Early seasonal growth from winter dormancy in early spring is rapidly followed by formation of gonophores and sexual reproduction in midsummer followed by active growth in late summer. However, sexual reproductive effort may retard growth (see general biology). Jormalainen et al. (1994) reported that reproduction began in early June, peaked in July (80% uprights with gonophores) and rapidly reduced by August (30% uprights with gonophores). Similar reproductive periods have been reported by other authors (Allman, 1871-1872; MBA, 1957; Roos, 1979; Foster-Smith, 2000). Roos (1979) and Jormalainen et al. (1994) reported that the sex ratio was biased in favour of females.
Each upright branch may bear between 1-3 gonophores each with between 10 - 6 eggs, the number decreasing in autumn (Hincks, 1868; Jormalainen et al., 1994). Therefore, fecundity is dependant on the number of branches and hence the number of gonophores, and in large colonies of 70-2000 polyps (Fulton, 1962), may be high. The larvae are released as planulae and no medusoid stage occurs. However, in some cases the larvae may develop directly into juvenile polyps in the gonophore before release (Bouillon, 1963).
Hydroids may reproduce asexually by budding to from another colony. A common form of asexual reproduction in hydroids is the formation of vertical stolons, which then adhere to adjacent substratum, detach and form another colony (Gili & Hughes, 1995). Hydroids exhibit remarkable powers of regeneration and Cordylophora caspia can be cloned in culture from detached uprights or excised tissue (Moore, 1952;Fulton, 1961, 1962). Asexual reproduction by fission or mechanical fragmentation of the colony may be an important factor in dispersal (Gili & Hughes, 1995).
While uprights have a short, finite life span from about early spring to autumn, no information concerning the life span of the dormant stages (menonts) was found. Unless destroyed by predators or physical damage, the colony may have a long life span (perhaps very long (Gili & Hughes, 1995). The ability to reproduce asexually and regenerate from damaged sections means that although any individual colony may have a finite life span the genetic individual (genet) may be considerably longer lived (Gili & Hughes, 1995).

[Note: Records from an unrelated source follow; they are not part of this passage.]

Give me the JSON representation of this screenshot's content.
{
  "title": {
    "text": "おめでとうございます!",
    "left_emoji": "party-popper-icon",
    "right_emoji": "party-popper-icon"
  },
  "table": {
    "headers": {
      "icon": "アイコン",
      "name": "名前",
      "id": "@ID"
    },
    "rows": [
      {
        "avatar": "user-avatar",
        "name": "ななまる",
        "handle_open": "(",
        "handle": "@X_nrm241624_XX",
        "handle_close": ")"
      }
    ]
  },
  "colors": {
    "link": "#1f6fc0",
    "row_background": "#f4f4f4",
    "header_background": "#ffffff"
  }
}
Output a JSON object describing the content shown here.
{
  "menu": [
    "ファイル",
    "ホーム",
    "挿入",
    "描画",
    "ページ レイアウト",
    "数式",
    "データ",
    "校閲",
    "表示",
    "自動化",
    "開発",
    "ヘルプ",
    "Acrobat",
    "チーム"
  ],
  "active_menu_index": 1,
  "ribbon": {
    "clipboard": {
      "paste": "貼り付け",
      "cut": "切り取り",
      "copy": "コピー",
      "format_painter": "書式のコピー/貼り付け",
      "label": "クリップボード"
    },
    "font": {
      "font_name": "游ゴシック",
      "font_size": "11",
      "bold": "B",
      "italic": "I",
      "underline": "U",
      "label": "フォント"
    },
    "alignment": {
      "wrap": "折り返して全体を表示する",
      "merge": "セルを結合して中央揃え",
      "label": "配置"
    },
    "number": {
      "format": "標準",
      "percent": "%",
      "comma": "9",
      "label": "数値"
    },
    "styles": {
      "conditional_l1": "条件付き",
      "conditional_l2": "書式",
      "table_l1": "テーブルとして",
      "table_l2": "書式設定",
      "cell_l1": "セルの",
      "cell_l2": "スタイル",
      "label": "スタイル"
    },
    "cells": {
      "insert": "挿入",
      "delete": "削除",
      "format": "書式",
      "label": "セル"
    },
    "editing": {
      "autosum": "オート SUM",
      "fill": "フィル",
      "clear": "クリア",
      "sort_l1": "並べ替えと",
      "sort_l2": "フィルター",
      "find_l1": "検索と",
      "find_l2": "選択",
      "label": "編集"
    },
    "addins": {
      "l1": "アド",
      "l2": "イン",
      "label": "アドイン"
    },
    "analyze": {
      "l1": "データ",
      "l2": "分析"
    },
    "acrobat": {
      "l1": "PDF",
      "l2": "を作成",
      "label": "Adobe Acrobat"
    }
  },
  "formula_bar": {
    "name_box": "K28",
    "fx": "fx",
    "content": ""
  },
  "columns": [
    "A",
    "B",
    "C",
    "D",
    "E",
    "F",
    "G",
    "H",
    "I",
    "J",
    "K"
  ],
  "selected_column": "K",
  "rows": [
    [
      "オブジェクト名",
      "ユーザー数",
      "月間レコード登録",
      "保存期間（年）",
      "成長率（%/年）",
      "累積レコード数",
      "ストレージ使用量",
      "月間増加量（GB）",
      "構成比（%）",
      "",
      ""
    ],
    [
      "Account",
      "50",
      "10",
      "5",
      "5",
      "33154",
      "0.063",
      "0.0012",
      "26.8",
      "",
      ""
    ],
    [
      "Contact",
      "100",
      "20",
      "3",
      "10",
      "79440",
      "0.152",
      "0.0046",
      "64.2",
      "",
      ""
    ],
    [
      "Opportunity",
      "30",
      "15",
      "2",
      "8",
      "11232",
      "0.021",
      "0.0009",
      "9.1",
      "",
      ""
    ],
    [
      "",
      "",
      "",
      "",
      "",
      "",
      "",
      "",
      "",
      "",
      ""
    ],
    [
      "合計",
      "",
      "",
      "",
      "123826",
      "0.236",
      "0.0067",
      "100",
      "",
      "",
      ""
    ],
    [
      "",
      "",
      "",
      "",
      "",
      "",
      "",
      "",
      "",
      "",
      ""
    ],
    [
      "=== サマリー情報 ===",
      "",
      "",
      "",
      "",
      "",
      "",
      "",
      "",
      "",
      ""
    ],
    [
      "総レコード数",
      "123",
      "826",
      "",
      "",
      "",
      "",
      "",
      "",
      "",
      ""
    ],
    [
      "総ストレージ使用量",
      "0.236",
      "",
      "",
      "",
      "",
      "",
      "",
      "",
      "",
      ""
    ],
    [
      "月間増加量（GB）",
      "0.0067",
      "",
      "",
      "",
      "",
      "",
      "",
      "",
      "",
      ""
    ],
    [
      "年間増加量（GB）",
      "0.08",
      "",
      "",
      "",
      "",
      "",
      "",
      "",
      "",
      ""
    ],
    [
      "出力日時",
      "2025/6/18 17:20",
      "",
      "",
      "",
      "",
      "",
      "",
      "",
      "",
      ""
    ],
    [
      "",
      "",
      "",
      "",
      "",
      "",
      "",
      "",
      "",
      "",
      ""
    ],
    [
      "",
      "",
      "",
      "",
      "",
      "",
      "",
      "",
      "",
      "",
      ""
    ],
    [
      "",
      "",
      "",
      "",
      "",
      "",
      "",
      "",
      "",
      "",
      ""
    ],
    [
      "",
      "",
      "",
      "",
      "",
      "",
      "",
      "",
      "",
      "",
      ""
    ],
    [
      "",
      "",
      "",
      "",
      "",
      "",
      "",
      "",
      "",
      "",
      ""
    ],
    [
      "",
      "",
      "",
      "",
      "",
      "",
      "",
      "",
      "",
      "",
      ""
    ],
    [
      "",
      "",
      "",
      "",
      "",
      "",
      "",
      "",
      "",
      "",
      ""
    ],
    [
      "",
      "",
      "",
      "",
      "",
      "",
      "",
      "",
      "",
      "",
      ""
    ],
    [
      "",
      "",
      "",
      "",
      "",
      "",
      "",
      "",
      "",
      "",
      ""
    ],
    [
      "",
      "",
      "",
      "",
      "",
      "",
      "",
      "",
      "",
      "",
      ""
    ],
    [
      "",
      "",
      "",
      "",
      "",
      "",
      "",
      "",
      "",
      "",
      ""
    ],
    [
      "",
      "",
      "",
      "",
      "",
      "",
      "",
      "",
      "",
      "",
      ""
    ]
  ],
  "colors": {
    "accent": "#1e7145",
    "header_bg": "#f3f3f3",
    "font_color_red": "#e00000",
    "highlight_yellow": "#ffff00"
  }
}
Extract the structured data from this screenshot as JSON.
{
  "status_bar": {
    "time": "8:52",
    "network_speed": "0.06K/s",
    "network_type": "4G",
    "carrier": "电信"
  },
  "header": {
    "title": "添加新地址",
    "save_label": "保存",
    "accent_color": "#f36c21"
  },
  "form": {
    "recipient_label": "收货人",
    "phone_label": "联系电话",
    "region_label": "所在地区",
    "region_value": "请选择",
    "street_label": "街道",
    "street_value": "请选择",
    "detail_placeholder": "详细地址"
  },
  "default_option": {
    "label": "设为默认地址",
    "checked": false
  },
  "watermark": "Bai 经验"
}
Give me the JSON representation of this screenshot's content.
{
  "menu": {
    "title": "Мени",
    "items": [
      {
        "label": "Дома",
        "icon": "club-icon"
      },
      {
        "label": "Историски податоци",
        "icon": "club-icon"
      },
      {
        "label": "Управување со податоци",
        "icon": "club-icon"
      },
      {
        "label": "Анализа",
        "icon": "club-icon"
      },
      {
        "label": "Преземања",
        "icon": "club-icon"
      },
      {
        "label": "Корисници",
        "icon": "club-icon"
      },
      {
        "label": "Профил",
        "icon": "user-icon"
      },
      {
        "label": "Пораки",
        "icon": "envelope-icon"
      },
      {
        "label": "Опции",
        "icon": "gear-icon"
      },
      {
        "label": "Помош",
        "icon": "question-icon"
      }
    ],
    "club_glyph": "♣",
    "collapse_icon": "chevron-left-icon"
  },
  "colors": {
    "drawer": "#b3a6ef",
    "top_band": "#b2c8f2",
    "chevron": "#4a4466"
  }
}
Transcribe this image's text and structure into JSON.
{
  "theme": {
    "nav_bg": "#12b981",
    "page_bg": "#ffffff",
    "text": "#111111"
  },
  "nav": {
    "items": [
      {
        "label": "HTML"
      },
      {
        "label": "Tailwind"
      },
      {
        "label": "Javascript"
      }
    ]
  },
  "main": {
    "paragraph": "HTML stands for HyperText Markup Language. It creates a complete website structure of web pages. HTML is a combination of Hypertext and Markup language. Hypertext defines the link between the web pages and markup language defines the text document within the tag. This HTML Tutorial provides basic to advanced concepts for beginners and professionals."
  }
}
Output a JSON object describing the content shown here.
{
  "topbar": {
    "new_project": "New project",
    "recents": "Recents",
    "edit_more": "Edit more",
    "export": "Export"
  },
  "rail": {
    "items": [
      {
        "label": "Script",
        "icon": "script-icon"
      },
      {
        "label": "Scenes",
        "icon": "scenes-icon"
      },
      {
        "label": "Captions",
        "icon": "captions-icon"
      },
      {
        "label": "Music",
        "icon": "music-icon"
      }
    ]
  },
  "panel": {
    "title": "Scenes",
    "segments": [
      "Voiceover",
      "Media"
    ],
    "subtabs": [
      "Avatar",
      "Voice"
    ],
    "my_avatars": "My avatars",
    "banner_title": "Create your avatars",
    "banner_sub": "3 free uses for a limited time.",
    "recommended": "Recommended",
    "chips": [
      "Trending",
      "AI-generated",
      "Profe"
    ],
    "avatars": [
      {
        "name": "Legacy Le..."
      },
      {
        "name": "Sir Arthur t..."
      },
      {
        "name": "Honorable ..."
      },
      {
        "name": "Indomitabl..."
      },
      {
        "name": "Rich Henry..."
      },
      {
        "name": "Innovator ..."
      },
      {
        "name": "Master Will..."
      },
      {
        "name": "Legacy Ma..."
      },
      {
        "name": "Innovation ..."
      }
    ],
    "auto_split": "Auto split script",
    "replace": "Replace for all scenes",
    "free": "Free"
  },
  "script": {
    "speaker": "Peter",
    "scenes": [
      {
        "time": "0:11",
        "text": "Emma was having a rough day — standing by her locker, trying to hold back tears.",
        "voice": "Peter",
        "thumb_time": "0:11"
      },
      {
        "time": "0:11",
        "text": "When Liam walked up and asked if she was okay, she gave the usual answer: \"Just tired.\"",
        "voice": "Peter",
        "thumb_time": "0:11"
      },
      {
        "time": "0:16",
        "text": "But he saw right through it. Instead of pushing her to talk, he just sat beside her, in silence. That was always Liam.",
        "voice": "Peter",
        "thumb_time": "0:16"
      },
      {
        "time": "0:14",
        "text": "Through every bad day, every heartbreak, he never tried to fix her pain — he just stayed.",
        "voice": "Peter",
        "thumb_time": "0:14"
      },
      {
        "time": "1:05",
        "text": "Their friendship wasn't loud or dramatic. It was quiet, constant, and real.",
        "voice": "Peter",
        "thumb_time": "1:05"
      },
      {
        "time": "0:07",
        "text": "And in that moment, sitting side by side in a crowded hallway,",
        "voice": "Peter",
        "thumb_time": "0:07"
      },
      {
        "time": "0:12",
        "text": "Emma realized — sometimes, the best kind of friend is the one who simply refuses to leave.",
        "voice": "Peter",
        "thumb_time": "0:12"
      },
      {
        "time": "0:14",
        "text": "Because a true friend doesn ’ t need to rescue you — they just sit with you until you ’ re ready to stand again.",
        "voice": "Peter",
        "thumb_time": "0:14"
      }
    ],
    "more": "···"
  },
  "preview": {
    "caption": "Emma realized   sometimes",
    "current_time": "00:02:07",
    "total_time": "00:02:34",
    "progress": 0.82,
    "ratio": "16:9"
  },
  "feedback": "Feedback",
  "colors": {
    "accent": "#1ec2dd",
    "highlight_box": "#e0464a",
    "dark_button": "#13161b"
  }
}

Rapid growth, budding and the formation of stolons allows hydroids to colonize space rapidly. Hydroids are often the first organisms to colonize available space in settlement experiments (Gili & Hughes, 1995). Planula larvae swim or crawl for short periods (e.g. <24hrs) so that dispersal away from the parent colony is probably very limited (Gili & Hughes, 1995). Fragmentation may also provide another route for short distance dispersal. However, it has been suggested that rafting on floating debris (or hitch hiking on ships hulls or in ship ballast water) as dormant stages or reproductive adults, together with their potentially long life span, may have allowed hydroids to disperse over a wide area in the long term and explain the near cosmopolitan distributions of many hydroid species, including Cordylophora caspia (Gili & Hughes, 1995; Folino, 1999).
|Reproduction References||Hincks, 1868, Gili & Hughes, 1995, MBA, 1957, Arndt, 1989, Fulton, 1961, Fulton, 1962, Roos, 1979, Jormalainen et al. 1994), Bouillon, 1963, Folino, 1999,|